Within the entries that follow, show each line where the word "true" occurs.

**Items from an interface collection:**
┌────────

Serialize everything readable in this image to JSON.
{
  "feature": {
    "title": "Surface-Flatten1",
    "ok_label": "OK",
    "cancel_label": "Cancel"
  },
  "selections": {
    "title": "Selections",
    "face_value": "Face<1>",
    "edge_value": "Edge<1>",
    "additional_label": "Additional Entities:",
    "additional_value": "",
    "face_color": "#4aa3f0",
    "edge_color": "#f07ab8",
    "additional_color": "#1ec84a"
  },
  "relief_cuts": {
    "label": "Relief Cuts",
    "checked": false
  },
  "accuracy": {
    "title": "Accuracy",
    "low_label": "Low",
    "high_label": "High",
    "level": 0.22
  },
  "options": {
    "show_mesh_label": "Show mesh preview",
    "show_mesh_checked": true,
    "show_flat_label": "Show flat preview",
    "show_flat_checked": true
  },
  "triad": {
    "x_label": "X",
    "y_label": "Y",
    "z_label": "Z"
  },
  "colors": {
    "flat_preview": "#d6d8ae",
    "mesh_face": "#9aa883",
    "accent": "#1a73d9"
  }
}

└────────

**Answer box:**
    "show_mesh_checked": true,
    "show_flat_checked": true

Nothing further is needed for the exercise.